Forgotten disasters? A longitudinal analysis of the Flemish news media coverage of international humanitarian crises

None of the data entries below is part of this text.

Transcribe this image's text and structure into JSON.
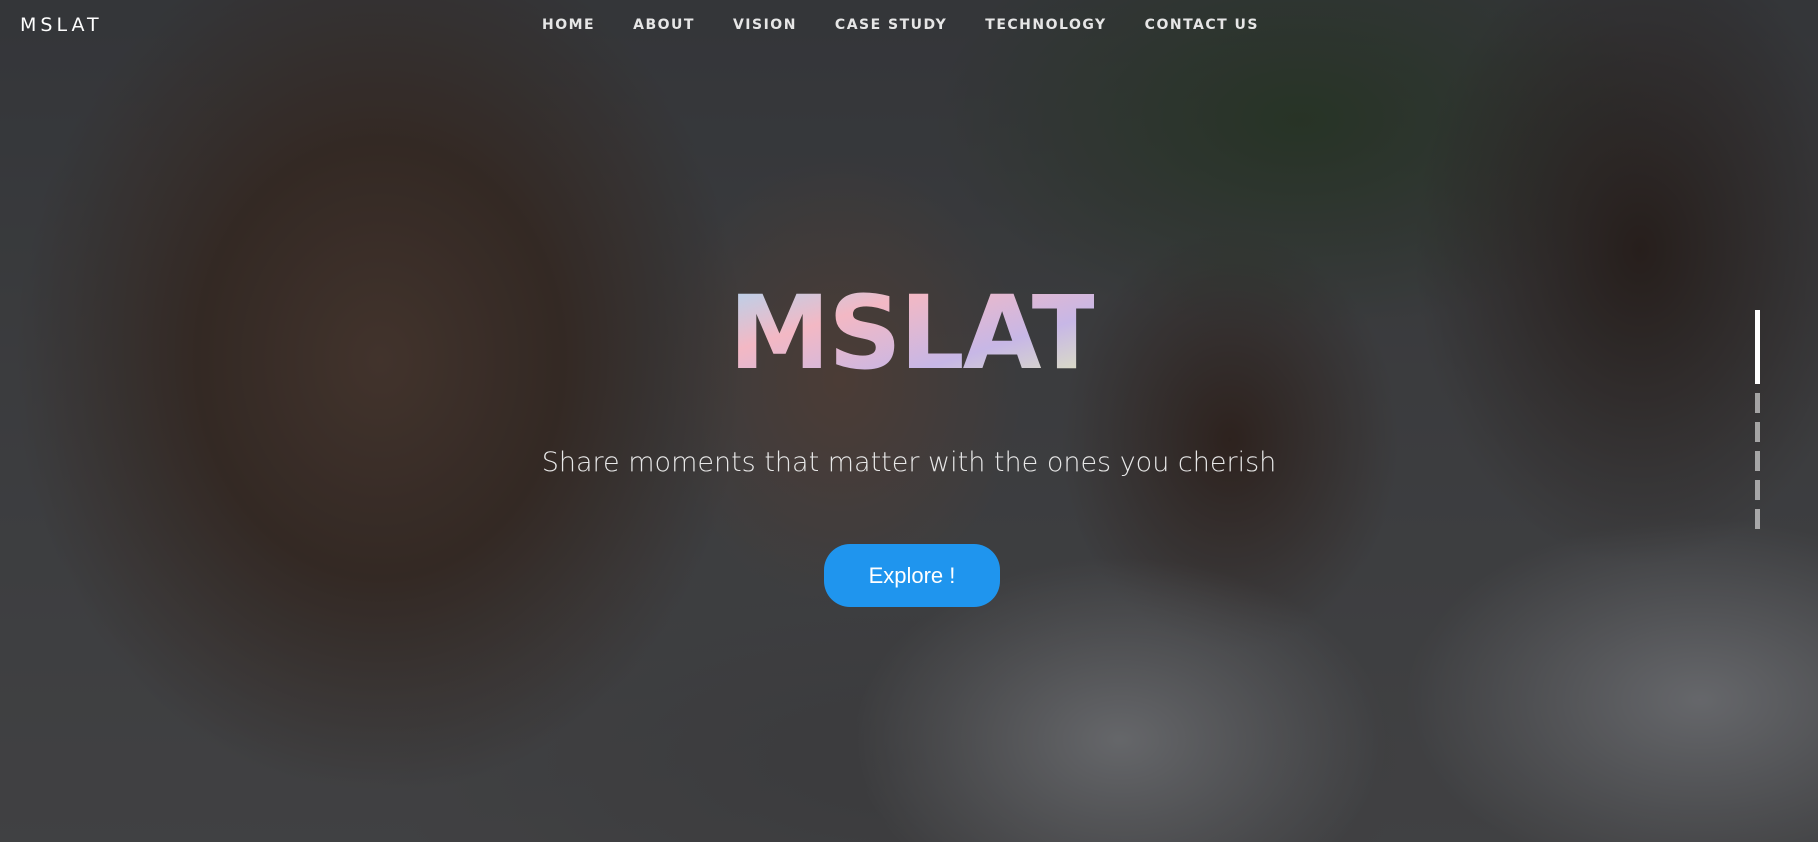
{
  "site": {
    "brand": "MSLAT"
  },
  "nav": {
    "items": [
      {
        "label": "HOME"
      },
      {
        "label": "ABOUT"
      },
      {
        "label": "VISION"
      },
      {
        "label": "CASE STUDY"
      },
      {
        "label": "TECHNOLOGY"
      },
      {
        "label": "CONTACT US"
      }
    ]
  },
  "hero": {
    "logo_text": "MSLAT",
    "tagline": "Share moments that matter with the ones you cherish",
    "cta_label": "Explore !",
    "cta_color": "#1f95ee",
    "logo_colors": [
      "#a9d8f5",
      "#f3b8c4",
      "#c7b7e6",
      "#e5f0b4"
    ]
  },
  "pager": {
    "total": 6,
    "active_index": 0
  }
}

Media and in particular news have a vital role to play in our understanding of the world. In other words news language has a particular signifying power, a power to represent events in particular ways (Fairclough, 1995: 2). However, in our increasingly globalizing society there is a significant decline in international news coverage by the Western media (e.g. Hallin, 1996: 255; Thussu, 2004: 47) accompanied by a drop in the public interest in foreign news. In addition, the amount of foreign news consumed by the audience is (defined by content) as focusing on spectacular events, elite persons, hard facts, violence and conflict, in other words an inadequate, negative, and stereotypical portrayal (Rampal, 2002: 111). It seems that the news media give an incomplete representation of the world. This PhD project wishes to evaluate some of these news trends within a longitudinal perspective. The focus lies on international humanitarian crises, defined by the United Nations as any situation in which there is an exceptional and widespread threat to human life, health or subsistence (ECP Alert, 2005: 54). We consider a disaster as an unforeseen and often sudden event that causes great damage, destruction and human suffering. Though often caused by nature, humanitarian crises can have human origins, as is the case with wars and civil disturbances. In the literature most attention is paid -disproportionately- to this latter aspect of humanitarian crises. The project deals with a number of intertwining aspects including the media attention international humanitarian crises receive, the broader social and political influence of this particular kind of media coverage (hence the concepts ‘compassion fatigue’ which refers to a diminishing public concern with foreign disasters and the much criticized ‘CNN effect’ that conceives an influence of the media on the foreign affairs policy) and thirdly the production component by interviewing journalists about their everyday practices and selection criteria. To put the coverage on humanitarian crises into its right perspective, we feel it is necessary to conduct a more contextualizing study on the evolution of the amount of foreign news in the Flemish newspapers during the past 30 years. An analysis of why some crises seem to be neglected and how disasters in general are covered should provide some insights in the approach and position of the news media regarding international humanitarian crises.